DATA EXTRACTS:
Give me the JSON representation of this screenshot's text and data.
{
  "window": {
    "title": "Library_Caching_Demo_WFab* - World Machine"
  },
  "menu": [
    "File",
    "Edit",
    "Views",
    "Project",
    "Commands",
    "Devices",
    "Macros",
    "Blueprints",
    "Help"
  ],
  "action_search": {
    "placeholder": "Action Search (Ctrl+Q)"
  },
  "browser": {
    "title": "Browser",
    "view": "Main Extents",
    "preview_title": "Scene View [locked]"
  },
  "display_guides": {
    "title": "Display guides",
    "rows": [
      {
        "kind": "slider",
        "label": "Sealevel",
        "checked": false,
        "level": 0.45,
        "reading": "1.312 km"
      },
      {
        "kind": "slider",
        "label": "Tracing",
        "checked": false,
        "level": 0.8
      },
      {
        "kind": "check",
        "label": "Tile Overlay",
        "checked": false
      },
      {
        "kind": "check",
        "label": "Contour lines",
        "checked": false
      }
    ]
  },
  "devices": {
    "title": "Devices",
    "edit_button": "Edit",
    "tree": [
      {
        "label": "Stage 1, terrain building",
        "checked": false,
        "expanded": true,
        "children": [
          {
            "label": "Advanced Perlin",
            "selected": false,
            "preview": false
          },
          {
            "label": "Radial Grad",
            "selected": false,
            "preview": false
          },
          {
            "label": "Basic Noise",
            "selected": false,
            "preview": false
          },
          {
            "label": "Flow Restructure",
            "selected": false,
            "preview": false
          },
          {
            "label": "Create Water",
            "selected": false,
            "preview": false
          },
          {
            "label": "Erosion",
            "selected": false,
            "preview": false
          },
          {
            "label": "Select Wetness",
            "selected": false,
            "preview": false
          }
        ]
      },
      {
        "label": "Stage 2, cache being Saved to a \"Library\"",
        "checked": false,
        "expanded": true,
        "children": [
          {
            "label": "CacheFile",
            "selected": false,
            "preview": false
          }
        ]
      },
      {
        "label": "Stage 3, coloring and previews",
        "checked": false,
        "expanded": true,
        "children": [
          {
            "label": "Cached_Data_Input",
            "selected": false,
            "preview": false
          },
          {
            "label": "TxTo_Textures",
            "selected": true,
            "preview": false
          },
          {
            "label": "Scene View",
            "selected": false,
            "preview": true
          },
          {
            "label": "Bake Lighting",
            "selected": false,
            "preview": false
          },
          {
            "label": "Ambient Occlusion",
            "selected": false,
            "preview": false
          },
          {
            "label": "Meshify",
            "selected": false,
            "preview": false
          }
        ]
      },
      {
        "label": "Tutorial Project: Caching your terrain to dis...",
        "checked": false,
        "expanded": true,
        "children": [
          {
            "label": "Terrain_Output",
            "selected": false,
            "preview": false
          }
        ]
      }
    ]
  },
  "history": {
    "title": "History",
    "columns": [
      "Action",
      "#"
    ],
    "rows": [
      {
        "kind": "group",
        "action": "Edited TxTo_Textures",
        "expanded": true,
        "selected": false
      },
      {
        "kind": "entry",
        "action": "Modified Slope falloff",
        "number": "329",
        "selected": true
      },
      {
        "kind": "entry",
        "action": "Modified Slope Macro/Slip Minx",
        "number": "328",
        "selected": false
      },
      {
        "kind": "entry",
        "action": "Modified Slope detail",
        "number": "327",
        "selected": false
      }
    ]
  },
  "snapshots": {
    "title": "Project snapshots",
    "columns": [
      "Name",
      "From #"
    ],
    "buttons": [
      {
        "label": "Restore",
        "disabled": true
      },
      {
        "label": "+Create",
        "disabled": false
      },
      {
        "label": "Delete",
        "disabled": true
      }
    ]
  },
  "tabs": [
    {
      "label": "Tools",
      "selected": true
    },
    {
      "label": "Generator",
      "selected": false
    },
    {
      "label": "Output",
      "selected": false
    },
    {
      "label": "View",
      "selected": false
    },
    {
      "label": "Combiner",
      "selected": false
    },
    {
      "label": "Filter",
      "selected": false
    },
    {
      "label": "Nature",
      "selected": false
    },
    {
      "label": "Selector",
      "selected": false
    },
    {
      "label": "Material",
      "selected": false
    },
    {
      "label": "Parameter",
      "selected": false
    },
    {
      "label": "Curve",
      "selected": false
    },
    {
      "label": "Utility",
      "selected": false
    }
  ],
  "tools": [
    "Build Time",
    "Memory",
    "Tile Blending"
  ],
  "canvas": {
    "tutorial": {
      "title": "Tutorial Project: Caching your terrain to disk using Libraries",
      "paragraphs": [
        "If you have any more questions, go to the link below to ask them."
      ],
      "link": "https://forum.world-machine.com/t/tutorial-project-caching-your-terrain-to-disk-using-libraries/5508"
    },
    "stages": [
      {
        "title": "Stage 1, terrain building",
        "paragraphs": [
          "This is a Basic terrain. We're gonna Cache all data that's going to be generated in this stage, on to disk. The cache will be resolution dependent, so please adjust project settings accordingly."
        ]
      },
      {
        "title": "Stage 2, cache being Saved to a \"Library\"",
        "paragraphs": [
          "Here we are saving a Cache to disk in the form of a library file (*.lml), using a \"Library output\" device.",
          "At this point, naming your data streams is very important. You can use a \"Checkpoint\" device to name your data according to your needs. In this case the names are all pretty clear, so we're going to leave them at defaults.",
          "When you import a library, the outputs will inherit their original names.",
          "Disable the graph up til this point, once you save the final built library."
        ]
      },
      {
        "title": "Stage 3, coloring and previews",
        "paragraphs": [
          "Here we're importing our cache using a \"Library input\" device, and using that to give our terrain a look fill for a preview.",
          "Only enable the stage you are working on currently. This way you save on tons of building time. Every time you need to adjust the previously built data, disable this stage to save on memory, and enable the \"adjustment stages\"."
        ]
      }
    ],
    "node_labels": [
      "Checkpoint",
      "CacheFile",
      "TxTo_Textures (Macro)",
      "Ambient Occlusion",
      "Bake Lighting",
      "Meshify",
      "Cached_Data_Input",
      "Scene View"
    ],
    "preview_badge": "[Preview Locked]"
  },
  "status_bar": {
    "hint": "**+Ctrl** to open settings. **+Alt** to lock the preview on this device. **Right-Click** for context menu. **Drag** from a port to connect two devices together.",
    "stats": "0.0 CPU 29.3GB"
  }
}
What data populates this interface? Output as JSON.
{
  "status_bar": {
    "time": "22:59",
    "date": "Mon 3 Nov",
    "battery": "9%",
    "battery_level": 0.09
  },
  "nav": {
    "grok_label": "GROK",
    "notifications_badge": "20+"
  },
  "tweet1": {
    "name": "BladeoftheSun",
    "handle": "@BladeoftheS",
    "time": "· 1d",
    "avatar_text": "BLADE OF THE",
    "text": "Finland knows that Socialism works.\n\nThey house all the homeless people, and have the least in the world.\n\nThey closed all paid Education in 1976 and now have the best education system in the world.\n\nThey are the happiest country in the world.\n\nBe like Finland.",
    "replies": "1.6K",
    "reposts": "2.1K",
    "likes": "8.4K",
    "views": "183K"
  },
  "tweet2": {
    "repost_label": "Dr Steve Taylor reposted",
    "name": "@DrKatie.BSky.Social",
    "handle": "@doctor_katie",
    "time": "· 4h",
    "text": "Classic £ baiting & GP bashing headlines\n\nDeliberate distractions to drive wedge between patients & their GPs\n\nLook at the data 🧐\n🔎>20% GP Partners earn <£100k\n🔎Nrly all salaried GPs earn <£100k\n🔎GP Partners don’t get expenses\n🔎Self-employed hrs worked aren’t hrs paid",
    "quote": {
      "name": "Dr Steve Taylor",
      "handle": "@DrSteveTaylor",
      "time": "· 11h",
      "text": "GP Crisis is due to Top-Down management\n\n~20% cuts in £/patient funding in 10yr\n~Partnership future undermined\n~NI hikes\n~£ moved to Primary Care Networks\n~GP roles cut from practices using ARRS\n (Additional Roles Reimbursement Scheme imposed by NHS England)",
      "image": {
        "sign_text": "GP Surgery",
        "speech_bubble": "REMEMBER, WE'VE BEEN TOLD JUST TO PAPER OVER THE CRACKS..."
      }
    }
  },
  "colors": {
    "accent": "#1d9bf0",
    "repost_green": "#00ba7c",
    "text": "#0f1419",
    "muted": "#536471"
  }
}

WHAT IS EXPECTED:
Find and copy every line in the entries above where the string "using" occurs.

RESPONSE:
      "title": "Tutorial Project: Caching your terrain to disk using Libraries",
      "link": "https://forum.world-machine.com/t/tutorial-project-caching-your-terrain-to-disk-using-libraries/5508"
          "Here we are saving a Cache to disk in the form of a library file (*.lml), using a \"Library output\" device.",
          "Here we're importing our cache using a \"Library input\" device, and using that to give our terrain a look fill for a preview.",
      "text": "GP Crisis is due to Top-Down management\n\n~20% cuts in £/patient funding in 10yr\n~Partnership future undermined\n~NI hikes\n~£ moved to Primary Care Networks\n~GP roles cut from practices using ARRS\n (Additional Roles Reimbursement Scheme imposed by NHS England)",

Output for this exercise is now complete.